Looking at county, state and federal records, the report found more than 100 releases of toxic substances on land, in the water or in the air due to the storm.

In one documented case, nearly half a billion gallons of industrial wastewater from just one chemical plant mixed with storm water.


Harvey devastated Houston, leaving tens of thousands of people temporarily homeless as it flooding huge swatches of the city.
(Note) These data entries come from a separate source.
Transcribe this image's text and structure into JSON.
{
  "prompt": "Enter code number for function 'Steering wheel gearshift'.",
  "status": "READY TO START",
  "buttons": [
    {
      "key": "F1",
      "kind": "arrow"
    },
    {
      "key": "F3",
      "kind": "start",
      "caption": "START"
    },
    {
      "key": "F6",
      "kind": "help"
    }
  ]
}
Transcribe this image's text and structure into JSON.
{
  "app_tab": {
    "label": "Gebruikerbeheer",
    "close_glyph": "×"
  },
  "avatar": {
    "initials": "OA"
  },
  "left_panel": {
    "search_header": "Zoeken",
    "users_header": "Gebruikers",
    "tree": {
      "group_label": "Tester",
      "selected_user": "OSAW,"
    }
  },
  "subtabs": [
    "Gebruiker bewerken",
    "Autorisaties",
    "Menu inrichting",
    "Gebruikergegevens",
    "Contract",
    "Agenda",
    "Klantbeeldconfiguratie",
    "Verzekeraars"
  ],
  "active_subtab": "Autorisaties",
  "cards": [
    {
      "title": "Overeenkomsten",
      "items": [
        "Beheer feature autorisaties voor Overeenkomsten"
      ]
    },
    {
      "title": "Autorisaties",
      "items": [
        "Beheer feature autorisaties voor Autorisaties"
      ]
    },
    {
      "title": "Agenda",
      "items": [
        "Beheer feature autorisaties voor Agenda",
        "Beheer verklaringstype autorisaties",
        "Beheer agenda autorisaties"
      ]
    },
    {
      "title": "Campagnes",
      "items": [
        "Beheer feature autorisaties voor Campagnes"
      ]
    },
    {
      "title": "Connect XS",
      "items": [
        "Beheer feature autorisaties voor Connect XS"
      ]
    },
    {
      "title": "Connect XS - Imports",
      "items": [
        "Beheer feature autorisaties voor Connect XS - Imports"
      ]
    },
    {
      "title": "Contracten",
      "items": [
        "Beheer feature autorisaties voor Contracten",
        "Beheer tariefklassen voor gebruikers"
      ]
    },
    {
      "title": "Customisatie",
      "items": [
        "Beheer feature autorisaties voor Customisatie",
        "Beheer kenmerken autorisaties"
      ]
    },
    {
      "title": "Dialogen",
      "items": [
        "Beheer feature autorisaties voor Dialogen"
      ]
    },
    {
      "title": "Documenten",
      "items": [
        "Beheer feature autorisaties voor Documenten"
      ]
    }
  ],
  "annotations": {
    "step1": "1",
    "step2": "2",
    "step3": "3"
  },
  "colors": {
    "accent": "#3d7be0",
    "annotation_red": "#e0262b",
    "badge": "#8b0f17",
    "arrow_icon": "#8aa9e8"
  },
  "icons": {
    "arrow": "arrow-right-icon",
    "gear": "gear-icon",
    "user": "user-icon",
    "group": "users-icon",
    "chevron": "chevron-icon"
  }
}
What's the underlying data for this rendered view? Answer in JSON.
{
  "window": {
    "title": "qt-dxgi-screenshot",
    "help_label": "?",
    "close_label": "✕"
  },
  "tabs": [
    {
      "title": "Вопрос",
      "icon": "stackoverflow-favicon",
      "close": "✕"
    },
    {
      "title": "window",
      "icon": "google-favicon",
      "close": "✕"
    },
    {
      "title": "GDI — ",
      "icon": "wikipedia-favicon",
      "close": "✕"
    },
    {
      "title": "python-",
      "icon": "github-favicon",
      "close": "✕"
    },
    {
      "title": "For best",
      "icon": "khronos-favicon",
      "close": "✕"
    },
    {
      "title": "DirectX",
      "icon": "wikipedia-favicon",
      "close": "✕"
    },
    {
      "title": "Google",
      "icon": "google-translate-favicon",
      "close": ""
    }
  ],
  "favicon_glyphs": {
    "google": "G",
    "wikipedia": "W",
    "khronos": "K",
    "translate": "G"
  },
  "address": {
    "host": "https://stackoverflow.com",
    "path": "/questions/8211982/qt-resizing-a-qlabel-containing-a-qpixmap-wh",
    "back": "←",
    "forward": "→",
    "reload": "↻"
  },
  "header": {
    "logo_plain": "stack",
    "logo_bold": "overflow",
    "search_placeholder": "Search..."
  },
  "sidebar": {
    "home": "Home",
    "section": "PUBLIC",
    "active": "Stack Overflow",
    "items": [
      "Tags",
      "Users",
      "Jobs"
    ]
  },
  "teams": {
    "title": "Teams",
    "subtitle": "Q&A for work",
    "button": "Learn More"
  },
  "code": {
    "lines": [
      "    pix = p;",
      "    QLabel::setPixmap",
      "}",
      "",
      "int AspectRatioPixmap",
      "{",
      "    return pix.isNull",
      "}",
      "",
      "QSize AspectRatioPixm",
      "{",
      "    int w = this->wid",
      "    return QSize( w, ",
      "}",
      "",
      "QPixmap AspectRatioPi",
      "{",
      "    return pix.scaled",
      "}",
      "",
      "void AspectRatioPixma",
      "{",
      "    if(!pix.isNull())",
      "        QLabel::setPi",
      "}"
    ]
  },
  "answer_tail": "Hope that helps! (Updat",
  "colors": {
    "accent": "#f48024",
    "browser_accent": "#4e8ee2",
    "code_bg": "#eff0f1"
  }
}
The new report is calling attention to the potentially long-lasting effects the storm had on the environment.

Houston is considered the energy capital of the country, home to 500 chemical plants, 10 refineries and more than 6,500 miles of oil and gas pipelines.

Harvey's destruction contributed to the release of various hazardous and carcinogenic chemicals including benzene, vinyl chloride and butadiene. 

Looking into Harvey's impact six months after the storm, the AP and Chronicle found that only a handful of the industrial spills have been investigated by federal regulators, and that no enforcement actions have been announced.

The man who headed the Environmental Protection Agency's (EPA) regional office during the storm, Samuel Coleman, said the agency's initial goal was "addressing any environmental harms as quickly as possible, as opposed to making announcements about what the problem was."

He told the two publications that in hindsight the agency should have alerted the public to "dozens of spills."

The impact on a handful of older chemical plants were documented in real time during the storm, including the flooding of the Arkema Inc., plant, which resulted in two explosions.

But the report found that the number of spills from all chemical plants was impossible to tally during the storm.

In September, the AP also reported that there was evidence toxic waste had leaked from a number of Superfund sites located in Houston.